The vineyards, as precise and peaceful as military cemeteries, were lush with leaves. After an exceptionally warm and dry spring, the vines were three weeks ahead of their normal growth. A big 1997 harvest, and a good, strong vintage, seemed likely.
That was a week ago. Two days later the overnight temperature across a crescent-shaped swathe of the French south, from the Rhone valley to Provence, fell to between four and seven degrees below freezing.
It was not an especially late frost but it was an especially severe one. Severe enough to devastate thousands of hectares of vines and fruit trees. The locals call it a "black frost": intense cold, followed by bright sunshine, which turns the growing shoots of the vines to powder. Up to six million bottles of wine may have been wiped out.
The southern part of the Cotes-du-Rhone "appellation controlee" area has been especially badly stricken. One village, Suze-la-Rousse, has lost 95 per cent of this year's crop. In the Gard departement 40 per cent of the vines have been damaged beyond recovery until next year.
Paul Givaudeau, mayor of Cavillargues, in the Gard, said: "It's a disaster. We have seen nothing of the kind for 50 years. Some of our Cotes-du-Rhone will recover, but the vin ordinaire is 80 or 90 per cent gone. And the fruit trees are dramatically affected."
Further south and east, around Toulon, the toll is almost as great: an 80 per cent loss of the table wine crop, 20 per cent losses of vegetables and fruits, especially apricots and strawberries.
The better known, and more expensive, varieties of Cotes-du-Rhone, nearer the river valley itself, such as Chateauneuf-du-Pape and Crozes-Hermitages have also been damaged, but not as badly as in the hill villages.
Since a similar late frost in 1991, producers of the more costly types of wine have invested in very expensive heating systems to prevent the ground temperature from falling below minus 2C, the critical point for the growing shoots.
Although the extent of the devastation may not be as great as first feared, farmers organisations in the south are saying it is the worst calamity since May 1945. They are already preparing their claims for government, and EU, compensation.
The great freeze of 1991 caused enormous disruptions to the wine market, sending prices zooming, then falling. As a result, strategic stocks have been created to even out the effect of future shortages. The impact on shop prices may, therefore, be slight. But the income of the smaller producers - even with compensation - will take a severe hit in about two years' time.
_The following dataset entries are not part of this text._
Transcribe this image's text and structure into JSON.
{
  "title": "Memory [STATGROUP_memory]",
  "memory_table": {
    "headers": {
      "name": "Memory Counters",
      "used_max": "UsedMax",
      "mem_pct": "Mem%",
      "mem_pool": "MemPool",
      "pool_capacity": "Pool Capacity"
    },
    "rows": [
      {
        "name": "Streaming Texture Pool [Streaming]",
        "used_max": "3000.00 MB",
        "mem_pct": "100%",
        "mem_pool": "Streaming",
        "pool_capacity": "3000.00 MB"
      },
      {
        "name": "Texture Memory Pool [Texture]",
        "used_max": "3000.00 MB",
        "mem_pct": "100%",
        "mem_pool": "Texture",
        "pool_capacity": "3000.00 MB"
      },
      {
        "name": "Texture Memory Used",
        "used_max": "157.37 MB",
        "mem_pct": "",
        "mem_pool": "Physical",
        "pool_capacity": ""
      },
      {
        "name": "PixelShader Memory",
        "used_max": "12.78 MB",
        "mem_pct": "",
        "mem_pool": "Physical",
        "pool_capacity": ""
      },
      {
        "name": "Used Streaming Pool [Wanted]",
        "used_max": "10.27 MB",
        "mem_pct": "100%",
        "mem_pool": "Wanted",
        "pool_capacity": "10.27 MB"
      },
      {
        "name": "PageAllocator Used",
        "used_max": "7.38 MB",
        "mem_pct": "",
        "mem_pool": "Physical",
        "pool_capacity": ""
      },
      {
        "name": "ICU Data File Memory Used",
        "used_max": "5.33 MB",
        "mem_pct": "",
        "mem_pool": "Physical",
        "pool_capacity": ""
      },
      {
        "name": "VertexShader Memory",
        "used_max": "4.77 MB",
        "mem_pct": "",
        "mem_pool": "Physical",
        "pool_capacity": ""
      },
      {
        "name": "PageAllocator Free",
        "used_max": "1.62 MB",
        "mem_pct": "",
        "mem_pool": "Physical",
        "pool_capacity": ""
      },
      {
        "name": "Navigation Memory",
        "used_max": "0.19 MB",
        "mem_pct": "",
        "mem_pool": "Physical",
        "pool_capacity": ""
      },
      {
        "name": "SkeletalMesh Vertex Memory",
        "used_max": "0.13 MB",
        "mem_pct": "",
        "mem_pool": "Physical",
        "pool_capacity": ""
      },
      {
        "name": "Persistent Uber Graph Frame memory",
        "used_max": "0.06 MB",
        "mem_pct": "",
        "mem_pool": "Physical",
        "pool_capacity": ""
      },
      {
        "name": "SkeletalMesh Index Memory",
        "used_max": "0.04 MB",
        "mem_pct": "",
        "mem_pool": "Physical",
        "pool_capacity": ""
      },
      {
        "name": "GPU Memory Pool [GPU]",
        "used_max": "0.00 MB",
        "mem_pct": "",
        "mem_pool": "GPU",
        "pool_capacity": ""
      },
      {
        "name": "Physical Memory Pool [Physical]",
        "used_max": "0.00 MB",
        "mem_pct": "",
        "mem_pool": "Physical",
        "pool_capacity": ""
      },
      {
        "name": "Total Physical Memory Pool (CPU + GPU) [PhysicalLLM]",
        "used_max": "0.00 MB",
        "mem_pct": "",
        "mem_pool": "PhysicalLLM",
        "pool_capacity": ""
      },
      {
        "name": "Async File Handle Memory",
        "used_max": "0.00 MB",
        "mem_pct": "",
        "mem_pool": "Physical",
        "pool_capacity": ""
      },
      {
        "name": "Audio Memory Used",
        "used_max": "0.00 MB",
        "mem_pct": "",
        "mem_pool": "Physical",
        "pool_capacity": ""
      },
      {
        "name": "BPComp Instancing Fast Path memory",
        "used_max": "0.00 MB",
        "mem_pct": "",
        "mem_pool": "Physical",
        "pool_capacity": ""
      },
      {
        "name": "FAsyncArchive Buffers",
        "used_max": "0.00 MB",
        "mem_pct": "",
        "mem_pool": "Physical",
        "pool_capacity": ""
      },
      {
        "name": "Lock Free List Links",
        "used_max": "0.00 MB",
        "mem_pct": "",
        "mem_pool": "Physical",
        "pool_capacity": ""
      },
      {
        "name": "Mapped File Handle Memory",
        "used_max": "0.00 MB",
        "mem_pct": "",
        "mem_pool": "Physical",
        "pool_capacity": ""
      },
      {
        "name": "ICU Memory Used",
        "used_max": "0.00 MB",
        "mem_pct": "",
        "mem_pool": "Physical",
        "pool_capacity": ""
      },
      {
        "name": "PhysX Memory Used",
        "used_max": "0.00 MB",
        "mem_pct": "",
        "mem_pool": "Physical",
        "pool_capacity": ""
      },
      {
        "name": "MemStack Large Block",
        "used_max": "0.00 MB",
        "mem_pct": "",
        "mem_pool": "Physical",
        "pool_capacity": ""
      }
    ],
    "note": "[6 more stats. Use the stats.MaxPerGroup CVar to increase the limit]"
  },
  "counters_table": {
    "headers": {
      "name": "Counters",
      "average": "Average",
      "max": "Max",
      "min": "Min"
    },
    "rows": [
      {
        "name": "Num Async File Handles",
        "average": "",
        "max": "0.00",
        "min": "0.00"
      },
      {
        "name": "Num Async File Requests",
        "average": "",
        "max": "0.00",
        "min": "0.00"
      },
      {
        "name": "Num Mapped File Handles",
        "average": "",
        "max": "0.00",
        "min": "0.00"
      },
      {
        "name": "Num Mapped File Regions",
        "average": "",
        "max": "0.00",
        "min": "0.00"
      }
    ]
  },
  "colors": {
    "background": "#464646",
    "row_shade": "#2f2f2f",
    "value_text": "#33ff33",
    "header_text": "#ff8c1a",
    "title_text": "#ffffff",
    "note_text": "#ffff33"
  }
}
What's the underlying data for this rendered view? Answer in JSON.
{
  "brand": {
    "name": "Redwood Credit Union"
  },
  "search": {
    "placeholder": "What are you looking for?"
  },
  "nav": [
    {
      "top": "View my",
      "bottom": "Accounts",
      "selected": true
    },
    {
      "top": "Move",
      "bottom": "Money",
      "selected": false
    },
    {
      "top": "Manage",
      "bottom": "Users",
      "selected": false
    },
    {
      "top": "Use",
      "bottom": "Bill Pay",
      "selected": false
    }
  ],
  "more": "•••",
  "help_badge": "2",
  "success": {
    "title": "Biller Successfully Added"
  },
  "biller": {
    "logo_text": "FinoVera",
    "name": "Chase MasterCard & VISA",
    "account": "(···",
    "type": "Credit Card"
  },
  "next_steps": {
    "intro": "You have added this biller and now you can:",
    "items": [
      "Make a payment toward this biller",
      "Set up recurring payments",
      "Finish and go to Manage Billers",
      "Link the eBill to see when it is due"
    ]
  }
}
And the worst may not yet be over. Meteorologists were forecasting another severe frost in the French south east in the course of last night.Reuse content